_Exercise description_
Give back the full data character for character.

☆ ☆ ☆

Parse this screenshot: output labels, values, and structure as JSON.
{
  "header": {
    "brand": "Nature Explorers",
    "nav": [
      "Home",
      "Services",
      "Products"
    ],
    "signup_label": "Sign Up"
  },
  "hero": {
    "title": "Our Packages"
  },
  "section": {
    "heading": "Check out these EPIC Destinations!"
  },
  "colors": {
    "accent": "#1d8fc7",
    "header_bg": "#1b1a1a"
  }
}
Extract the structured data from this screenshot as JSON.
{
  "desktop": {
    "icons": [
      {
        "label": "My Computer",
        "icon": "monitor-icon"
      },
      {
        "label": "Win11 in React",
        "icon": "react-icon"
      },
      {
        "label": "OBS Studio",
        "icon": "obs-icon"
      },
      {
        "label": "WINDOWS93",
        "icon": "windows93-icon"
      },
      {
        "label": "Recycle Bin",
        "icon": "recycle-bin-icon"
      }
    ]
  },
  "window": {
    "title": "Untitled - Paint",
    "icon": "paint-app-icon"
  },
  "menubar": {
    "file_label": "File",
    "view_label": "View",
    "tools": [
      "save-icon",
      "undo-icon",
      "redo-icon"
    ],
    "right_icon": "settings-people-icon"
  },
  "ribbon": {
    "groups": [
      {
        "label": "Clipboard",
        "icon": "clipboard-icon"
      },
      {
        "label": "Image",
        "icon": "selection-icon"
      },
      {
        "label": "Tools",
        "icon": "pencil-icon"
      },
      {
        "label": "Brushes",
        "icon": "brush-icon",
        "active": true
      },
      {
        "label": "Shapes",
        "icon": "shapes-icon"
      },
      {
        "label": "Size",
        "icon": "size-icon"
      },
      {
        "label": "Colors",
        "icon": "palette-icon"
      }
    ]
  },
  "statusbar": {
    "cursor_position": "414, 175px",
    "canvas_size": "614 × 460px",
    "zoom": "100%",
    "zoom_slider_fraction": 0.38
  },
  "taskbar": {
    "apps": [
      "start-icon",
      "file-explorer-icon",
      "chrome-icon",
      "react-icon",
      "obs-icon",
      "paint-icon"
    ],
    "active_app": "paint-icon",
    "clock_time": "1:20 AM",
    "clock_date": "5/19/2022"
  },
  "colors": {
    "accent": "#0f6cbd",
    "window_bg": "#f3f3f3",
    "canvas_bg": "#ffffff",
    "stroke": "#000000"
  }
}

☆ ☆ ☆

_Reply to the exercise_
Parse this screenshot: output labels, values, and structure as JSON.
{
  "header": {
    "brand": "Nature Explorers",
    "nav": [
      "Home",
      "Services",
      "Products"
    ],
    "signup_label": "Sign Up"
  },
  "hero": {
    "title": "Our Packages"
  },
  "section": {
    "heading": "Check out these EPIC Destinations!"
  },
  "colors": {
    "accent": "#1d8fc7",
    "header_bg": "#1b1a1a"
  }
}
Extract the structured data from this screenshot as JSON.
{
  "desktop": {
    "icons": [
      {
        "label": "My Computer",
        "icon": "monitor-icon"
      },
      {
        "label": "Win11 in React",
        "icon": "react-icon"
      },
      {
        "label": "OBS Studio",
        "icon": "obs-icon"
      },
      {
        "label": "WINDOWS93",
        "icon": "windows93-icon"
      },
      {
        "label": "Recycle Bin",
        "icon": "recycle-bin-icon"
      }
    ]
  },
  "window": {
    "title": "Untitled - Paint",
    "icon": "paint-app-icon"
  },
  "menubar": {
    "file_label": "File",
    "view_label": "View",
    "tools": [
      "save-icon",
      "undo-icon",
      "redo-icon"
    ],
    "right_icon": "settings-people-icon"
  },
  "ribbon": {
    "groups": [
      {
        "label": "Clipboard",
        "icon": "clipboard-icon"
      },
      {
        "label": "Image",
        "icon": "selection-icon"
      },
      {
        "label": "Tools",
        "icon": "pencil-icon"
      },
      {
        "label": "Brushes",
        "icon": "brush-icon",
        "active": true
      },
      {
        "label": "Shapes",
        "icon": "shapes-icon"
      },
      {
        "label": "Size",
        "icon": "size-icon"
      },
      {
        "label": "Colors",
        "icon": "palette-icon"
      }
    ]
  },
  "statusbar": {
    "cursor_position": "414, 175px",
    "canvas_size": "614 × 460px",
    "zoom": "100%",
    "zoom_slider_fraction": 0.38
  },
  "taskbar": {
    "apps": [
      "start-icon",
      "file-explorer-icon",
      "chrome-icon",
      "react-icon",
      "obs-icon",
      "paint-icon"
    ],
    "active_app": "paint-icon",
    "clock_time": "1:20 AM",
    "clock_date": "5/19/2022"
  },
  "colors": {
    "accent": "#0f6cbd",
    "window_bg": "#f3f3f3",
    "canvas_bg": "#ffffff",
    "stroke": "#000000"
  }
}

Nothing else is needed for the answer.